Icelandic Poppies (Papaver nudicale)

When people see these poppies, they say one of two things. They don't look real, or they look like paper. I've often been glad that they are real, because the skill required to make these gorgeous things out of paper is certainly beyond me. Growing them is another story. Mother nature does all the fancywork.

January 14, 2017-in the '15-'16 growing season, I planted Champagne Bubbles and Meadow Pastels poppies. Half of each kind went into the field on Nov 18 and Feb 26. I had seeded indoors 6 weeks prior. Icelandic poppies have a very low germination rate for me, around 20%, so I buy lots more seed than I need plants. The first year I bought seeds from Swallowtail Garden Seeds, the second year from Ivy Garth. 

The plants spent the winter uncovered. They were smashed flat by 6" of snow in January and happily bounced back. By the end of February, the plants were bulking up and setting buds. By the last week of March, a few were ready for cutting. Some of the first to bloom were doubles, but this didn't seem to last through the season. 

The poppies bloomed all through April and May. The first planting made larger plants, and the second planting began to come into flower several weeks later. Both plantings bloomed a couple of weeks into June, when they began to struggle in the heat. Production dropped off at that point, and we turned over the bed and planted a cover crop. 

The best time to cut poppies is just before they pop their little bud coverings, and they go from bud to open flower fast. We were out cutting poppies twice a day to keep them all harvested. 

We seared the ends of the stems with a blowtorch, and got three to four days of vase life. When cut in full flower, the vase life is shorter, and the poppies are more difficult to transport. If a customer wants a particular color, though, we have to wait a little and let the flower open enough to see it. If Meadow Pastels were available in individual colors, we could forgo this step. 

Because of the relatively short vase life, we only offer poppies to designers, and don't put them in market bouquets. I'll continue to work on improving vase life, and maybe change this in the future. 

In the '16-'17 season, I only planted Meadow Pastels. They were better plants with taller stems and softer colors than the Champagne Bubbles. Champagne Bubbles comes in individual colors, of which I would say coral and white may be worth planting for sales to designers. The sherbet colors of Meadow Pastels were very popular with our customers. 

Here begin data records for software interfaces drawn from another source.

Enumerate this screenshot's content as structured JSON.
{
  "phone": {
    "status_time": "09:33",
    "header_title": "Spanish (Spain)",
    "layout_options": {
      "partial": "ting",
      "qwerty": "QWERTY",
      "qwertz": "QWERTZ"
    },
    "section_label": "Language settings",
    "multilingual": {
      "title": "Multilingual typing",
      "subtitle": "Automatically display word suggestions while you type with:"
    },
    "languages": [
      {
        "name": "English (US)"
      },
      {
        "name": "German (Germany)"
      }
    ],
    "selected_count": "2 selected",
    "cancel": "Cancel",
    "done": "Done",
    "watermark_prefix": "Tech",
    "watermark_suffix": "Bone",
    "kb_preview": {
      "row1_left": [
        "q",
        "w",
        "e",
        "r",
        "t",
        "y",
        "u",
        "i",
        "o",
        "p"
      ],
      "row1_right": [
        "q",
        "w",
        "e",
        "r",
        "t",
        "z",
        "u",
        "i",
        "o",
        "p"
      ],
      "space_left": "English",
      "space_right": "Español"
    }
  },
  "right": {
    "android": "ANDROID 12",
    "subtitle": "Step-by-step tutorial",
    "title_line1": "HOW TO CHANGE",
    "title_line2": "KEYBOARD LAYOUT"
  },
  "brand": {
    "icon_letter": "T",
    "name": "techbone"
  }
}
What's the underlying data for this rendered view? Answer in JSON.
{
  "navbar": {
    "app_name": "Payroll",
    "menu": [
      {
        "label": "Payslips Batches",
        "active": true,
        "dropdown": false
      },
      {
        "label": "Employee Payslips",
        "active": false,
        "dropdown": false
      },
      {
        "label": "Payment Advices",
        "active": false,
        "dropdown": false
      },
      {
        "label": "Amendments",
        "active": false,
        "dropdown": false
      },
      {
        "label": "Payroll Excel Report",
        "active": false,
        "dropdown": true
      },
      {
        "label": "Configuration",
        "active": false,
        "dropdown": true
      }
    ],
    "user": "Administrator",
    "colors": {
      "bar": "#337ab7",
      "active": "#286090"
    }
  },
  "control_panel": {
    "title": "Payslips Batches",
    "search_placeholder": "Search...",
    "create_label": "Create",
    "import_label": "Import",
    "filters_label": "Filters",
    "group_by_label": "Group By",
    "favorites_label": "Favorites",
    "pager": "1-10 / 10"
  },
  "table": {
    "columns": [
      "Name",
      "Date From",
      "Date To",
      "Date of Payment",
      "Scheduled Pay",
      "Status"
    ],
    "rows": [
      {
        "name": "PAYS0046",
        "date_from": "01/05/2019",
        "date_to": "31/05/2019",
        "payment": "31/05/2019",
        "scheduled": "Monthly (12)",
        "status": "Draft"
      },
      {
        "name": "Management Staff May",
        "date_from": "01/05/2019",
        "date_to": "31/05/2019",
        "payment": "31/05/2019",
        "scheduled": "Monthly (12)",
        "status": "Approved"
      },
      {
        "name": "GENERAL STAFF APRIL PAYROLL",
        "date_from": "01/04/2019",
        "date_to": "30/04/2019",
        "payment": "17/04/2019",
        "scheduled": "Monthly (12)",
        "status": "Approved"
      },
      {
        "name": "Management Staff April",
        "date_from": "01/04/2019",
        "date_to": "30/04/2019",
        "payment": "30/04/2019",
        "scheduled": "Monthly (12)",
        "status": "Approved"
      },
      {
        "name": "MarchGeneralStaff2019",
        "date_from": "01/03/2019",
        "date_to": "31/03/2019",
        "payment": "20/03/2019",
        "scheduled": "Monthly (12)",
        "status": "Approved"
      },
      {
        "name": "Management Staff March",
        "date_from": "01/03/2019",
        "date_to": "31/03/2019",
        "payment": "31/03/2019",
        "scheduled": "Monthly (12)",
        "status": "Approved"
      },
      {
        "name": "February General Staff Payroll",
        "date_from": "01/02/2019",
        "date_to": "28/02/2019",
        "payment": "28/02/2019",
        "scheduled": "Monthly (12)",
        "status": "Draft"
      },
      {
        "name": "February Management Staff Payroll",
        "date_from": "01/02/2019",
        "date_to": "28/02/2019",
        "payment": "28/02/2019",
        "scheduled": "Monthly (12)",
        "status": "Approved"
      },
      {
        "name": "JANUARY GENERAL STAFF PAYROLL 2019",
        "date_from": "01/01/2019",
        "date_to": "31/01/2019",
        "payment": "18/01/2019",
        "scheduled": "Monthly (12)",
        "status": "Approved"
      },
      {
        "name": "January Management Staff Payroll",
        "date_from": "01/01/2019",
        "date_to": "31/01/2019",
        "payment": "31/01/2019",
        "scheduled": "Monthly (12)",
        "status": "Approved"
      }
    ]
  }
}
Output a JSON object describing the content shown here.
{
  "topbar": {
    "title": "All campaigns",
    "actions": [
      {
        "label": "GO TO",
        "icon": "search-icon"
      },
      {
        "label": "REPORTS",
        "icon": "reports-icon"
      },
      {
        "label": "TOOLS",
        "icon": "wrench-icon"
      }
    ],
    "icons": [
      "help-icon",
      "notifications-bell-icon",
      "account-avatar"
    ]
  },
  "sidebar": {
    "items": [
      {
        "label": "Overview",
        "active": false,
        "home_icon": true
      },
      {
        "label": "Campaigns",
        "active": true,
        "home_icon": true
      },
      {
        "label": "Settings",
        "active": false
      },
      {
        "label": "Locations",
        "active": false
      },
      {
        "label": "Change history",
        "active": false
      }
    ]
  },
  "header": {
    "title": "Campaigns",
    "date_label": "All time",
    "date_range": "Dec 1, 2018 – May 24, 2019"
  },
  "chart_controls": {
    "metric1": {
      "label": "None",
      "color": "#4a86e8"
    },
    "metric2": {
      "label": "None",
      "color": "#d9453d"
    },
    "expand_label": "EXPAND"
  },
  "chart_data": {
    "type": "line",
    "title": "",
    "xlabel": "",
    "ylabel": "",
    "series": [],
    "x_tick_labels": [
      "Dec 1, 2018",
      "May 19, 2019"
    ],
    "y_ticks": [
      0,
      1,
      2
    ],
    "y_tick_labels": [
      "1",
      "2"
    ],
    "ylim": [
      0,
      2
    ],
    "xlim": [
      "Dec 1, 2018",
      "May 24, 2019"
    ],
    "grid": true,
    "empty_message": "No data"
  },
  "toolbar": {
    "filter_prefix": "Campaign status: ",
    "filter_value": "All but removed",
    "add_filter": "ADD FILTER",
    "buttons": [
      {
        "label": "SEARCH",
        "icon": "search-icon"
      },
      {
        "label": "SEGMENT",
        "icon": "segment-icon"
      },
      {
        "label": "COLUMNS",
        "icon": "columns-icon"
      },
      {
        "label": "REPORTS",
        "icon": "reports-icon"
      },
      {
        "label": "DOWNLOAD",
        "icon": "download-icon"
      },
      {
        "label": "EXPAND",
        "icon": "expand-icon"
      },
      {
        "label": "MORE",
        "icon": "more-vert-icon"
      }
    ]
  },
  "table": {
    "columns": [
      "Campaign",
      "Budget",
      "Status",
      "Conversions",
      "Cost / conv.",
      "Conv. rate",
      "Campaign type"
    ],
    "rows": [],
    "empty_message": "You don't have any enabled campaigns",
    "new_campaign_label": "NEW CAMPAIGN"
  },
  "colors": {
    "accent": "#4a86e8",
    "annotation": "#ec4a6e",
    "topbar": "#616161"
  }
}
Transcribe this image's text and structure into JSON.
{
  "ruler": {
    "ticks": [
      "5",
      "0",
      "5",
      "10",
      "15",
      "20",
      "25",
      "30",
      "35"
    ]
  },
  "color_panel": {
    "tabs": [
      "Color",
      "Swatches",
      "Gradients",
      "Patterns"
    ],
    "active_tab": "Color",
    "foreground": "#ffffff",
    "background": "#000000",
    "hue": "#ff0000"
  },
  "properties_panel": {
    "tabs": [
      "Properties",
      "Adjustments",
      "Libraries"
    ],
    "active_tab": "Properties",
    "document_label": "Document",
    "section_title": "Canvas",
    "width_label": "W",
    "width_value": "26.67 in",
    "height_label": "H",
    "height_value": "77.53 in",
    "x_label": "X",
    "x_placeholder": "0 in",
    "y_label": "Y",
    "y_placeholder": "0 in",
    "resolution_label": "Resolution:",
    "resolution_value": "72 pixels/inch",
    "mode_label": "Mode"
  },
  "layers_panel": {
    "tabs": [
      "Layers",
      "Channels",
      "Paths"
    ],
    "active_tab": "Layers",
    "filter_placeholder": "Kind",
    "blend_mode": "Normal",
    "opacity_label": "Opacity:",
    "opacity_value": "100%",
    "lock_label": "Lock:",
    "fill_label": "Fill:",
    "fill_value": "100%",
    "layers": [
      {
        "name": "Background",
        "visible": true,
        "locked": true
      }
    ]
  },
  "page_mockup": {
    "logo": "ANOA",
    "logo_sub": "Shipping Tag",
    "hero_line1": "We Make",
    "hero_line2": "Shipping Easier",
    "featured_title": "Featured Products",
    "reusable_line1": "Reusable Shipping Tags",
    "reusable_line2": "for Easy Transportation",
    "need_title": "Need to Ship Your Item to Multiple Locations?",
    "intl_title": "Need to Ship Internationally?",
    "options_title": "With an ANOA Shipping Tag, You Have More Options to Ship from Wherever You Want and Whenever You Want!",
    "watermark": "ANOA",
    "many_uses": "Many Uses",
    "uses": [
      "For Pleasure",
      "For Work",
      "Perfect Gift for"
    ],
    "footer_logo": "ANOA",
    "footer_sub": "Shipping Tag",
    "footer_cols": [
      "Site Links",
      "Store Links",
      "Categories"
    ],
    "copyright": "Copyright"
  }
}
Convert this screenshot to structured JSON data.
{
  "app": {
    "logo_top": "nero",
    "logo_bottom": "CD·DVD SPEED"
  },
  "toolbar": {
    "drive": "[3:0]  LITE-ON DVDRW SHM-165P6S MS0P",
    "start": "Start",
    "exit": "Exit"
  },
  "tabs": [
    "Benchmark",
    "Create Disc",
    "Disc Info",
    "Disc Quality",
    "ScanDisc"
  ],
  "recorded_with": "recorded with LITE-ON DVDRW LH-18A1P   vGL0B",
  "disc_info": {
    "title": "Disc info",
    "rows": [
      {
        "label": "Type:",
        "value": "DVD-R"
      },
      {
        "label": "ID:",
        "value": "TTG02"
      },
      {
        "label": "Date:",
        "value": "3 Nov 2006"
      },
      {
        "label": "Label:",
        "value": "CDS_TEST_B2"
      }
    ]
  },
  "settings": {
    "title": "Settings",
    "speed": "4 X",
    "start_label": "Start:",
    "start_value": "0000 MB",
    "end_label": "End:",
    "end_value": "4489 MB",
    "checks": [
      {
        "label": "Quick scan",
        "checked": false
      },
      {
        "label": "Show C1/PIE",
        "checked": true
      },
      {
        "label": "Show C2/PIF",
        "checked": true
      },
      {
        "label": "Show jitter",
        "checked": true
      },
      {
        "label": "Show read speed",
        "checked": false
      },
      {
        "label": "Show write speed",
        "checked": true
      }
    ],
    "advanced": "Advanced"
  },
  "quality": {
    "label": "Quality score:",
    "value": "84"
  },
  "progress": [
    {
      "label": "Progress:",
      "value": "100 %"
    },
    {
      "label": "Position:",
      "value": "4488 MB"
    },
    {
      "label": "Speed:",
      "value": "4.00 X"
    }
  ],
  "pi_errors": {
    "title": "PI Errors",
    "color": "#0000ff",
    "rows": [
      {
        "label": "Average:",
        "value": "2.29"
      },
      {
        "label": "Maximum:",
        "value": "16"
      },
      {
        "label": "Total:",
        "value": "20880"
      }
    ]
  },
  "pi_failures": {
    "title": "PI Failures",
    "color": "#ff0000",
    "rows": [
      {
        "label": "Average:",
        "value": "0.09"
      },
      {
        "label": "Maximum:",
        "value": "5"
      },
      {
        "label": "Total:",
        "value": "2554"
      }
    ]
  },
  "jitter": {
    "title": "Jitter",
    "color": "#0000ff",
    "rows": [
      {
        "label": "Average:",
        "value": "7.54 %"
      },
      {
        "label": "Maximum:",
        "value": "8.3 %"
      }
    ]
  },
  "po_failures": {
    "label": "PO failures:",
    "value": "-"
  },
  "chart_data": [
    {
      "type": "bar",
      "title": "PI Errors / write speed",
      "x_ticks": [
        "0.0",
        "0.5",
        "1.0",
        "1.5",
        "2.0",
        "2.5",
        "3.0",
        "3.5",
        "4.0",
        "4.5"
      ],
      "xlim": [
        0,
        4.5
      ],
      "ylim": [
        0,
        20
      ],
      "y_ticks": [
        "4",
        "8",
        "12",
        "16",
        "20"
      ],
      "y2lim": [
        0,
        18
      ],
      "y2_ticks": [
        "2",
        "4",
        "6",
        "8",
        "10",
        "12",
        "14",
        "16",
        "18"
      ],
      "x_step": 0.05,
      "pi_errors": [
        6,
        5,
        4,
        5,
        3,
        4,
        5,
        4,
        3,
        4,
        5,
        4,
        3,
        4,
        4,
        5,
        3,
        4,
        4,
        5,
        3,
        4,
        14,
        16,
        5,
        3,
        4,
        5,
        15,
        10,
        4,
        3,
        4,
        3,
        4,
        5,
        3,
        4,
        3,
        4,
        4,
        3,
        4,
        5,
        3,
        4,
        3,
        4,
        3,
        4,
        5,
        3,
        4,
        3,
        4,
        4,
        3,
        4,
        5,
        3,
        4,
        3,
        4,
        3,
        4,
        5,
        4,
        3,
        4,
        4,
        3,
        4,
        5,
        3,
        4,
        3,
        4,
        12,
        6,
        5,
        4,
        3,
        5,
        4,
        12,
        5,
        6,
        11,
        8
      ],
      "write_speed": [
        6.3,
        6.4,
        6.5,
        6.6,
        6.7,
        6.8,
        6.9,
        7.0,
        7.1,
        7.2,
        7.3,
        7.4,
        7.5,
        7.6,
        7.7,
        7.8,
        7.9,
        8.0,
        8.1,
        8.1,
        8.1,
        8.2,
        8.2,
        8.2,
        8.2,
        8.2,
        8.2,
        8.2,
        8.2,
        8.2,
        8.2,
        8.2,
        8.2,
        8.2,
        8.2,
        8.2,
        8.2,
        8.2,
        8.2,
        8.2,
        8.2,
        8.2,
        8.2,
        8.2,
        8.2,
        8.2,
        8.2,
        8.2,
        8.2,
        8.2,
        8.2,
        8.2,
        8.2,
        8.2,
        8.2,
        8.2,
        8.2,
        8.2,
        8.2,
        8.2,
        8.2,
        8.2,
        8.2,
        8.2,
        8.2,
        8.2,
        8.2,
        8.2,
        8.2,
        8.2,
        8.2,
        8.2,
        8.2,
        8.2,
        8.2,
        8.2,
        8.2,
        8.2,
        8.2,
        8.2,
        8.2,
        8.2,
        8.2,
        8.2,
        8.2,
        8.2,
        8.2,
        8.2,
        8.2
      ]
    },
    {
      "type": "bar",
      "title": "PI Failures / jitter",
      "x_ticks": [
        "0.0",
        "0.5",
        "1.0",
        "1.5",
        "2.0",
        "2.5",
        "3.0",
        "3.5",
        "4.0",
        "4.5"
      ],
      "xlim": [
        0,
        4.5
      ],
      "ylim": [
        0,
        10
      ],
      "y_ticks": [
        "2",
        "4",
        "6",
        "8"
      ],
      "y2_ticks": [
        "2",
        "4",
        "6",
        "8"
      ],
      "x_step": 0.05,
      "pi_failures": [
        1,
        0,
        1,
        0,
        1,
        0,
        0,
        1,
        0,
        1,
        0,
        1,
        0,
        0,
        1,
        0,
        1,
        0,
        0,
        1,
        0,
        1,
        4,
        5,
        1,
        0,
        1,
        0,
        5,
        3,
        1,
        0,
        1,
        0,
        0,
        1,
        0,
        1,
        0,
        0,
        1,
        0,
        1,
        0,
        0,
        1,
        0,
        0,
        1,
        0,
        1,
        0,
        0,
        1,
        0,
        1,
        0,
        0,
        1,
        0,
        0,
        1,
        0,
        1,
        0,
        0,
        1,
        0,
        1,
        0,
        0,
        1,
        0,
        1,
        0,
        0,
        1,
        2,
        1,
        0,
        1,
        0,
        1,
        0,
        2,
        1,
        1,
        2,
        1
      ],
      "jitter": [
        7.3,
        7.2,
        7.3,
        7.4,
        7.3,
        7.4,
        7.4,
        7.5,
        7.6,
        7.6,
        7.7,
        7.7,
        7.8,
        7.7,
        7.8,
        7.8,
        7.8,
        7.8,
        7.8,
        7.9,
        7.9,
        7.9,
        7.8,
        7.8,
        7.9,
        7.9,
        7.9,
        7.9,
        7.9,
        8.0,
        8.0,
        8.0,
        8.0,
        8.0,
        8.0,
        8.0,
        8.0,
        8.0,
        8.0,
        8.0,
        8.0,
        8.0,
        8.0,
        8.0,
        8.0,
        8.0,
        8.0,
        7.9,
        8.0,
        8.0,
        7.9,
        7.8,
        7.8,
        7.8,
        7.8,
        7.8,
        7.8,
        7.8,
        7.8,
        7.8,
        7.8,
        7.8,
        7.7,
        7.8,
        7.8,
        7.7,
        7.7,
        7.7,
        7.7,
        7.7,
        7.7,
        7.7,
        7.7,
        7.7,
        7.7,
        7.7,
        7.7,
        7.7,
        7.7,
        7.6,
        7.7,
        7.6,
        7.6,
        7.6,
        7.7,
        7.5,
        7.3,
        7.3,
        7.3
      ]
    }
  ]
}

Since the second planting flowered later and didn't bloom much longer than the first, I only plan for one fall planting of poppies.